What is being asked: Given the records below, set each one down again exactly as it reads.

Dataset rows describing interfaces:
* * * * *

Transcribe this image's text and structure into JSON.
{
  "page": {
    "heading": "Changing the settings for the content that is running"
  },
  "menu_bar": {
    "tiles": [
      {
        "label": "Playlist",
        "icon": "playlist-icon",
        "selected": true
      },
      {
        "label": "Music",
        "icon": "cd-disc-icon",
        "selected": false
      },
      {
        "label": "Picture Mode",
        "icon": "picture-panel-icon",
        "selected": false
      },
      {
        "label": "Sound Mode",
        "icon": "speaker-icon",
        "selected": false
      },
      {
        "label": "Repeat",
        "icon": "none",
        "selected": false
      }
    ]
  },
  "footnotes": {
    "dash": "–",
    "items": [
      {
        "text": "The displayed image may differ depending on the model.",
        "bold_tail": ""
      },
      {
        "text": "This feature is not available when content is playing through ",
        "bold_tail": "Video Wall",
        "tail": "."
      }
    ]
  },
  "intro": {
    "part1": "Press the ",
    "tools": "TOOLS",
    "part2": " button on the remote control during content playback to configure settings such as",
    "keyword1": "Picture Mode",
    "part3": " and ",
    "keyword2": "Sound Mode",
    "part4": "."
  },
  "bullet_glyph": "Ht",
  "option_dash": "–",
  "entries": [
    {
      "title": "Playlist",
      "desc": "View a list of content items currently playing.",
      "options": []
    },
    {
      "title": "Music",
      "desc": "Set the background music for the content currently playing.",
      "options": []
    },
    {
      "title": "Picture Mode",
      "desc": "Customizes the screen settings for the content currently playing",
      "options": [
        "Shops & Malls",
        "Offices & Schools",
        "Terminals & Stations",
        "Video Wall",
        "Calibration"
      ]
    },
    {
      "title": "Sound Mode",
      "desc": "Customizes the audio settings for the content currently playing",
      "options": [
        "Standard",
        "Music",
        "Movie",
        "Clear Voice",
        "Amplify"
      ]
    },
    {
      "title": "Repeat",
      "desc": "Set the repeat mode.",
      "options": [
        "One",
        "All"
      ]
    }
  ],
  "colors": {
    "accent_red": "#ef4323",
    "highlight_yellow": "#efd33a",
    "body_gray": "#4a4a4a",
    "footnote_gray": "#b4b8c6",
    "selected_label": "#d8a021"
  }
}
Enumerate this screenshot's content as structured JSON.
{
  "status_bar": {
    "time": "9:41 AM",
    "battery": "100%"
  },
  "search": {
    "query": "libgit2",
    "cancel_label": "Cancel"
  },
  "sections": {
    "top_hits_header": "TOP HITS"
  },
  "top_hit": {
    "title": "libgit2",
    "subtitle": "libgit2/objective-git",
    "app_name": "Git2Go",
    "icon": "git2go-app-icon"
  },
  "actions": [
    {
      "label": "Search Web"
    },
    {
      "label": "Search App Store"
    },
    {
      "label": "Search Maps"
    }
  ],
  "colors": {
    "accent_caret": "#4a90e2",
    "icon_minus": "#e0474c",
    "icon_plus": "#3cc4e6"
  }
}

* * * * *

Finished task:
Transcribe this image's text and structure into JSON.
{
  "page": {
    "heading": "Changing the settings for the content that is running"
  },
  "menu_bar": {
    "tiles": [
      {
        "label": "Playlist",
        "icon": "playlist-icon",
        "selected": true
      },
      {
        "label": "Music",
        "icon": "cd-disc-icon",
        "selected": false
      },
      {
        "label": "Picture Mode",
        "icon": "picture-panel-icon",
        "selected": false
      },
      {
        "label": "Sound Mode",
        "icon": "speaker-icon",
        "selected": false
      },
      {
        "label": "Repeat",
        "icon": "none",
        "selected": false
      }
    ]
  },
  "footnotes": {
    "dash": "–",
    "items": [
      {
        "text": "The displayed image may differ depending on the model.",
        "bold_tail": ""
      },
      {
        "text": "This feature is not available when content is playing through ",
        "bold_tail": "Video Wall",
        "tail": "."
      }
    ]
  },
  "intro": {
    "part1": "Press the ",
    "tools": "TOOLS",
    "part2": " button on the remote control during content playback to configure settings such as",
    "keyword1": "Picture Mode",
    "part3": " and ",
    "keyword2": "Sound Mode",
    "part4": "."
  },
  "bullet_glyph": "Ht",
  "option_dash": "–",
  "entries": [
    {
      "title": "Playlist",
      "desc": "View a list of content items currently playing.",
      "options": []
    },
    {
      "title": "Music",
      "desc": "Set the background music for the content currently playing.",
      "options": []
    },
    {
      "title": "Picture Mode",
      "desc": "Customizes the screen settings for the content currently playing",
      "options": [
        "Shops & Malls",
        "Offices & Schools",
        "Terminals & Stations",
        "Video Wall",
        "Calibration"
      ]
    },
    {
      "title": "Sound Mode",
      "desc": "Customizes the audio settings for the content currently playing",
      "options": [
        "Standard",
        "Music",
        "Movie",
        "Clear Voice",
        "Amplify"
      ]
    },
    {
      "title": "Repeat",
      "desc": "Set the repeat mode.",
      "options": [
        "One",
        "All"
      ]
    }
  ],
  "colors": {
    "accent_red": "#ef4323",
    "highlight_yellow": "#efd33a",
    "body_gray": "#4a4a4a",
    "footnote_gray": "#b4b8c6",
    "selected_label": "#d8a021"
  }
}
Enumerate this screenshot's content as structured JSON.
{
  "status_bar": {
    "time": "9:41 AM",
    "battery": "100%"
  },
  "search": {
    "query": "libgit2",
    "cancel_label": "Cancel"
  },
  "sections": {
    "top_hits_header": "TOP HITS"
  },
  "top_hit": {
    "title": "libgit2",
    "subtitle": "libgit2/objective-git",
    "app_name": "Git2Go",
    "icon": "git2go-app-icon"
  },
  "actions": [
    {
      "label": "Search Web"
    },
    {
      "label": "Search App Store"
    },
    {
      "label": "Search Maps"
    }
  ],
  "colors": {
    "accent_caret": "#4a90e2",
    "icon_minus": "#e0474c",
    "icon_plus": "#3cc4e6"
  }
}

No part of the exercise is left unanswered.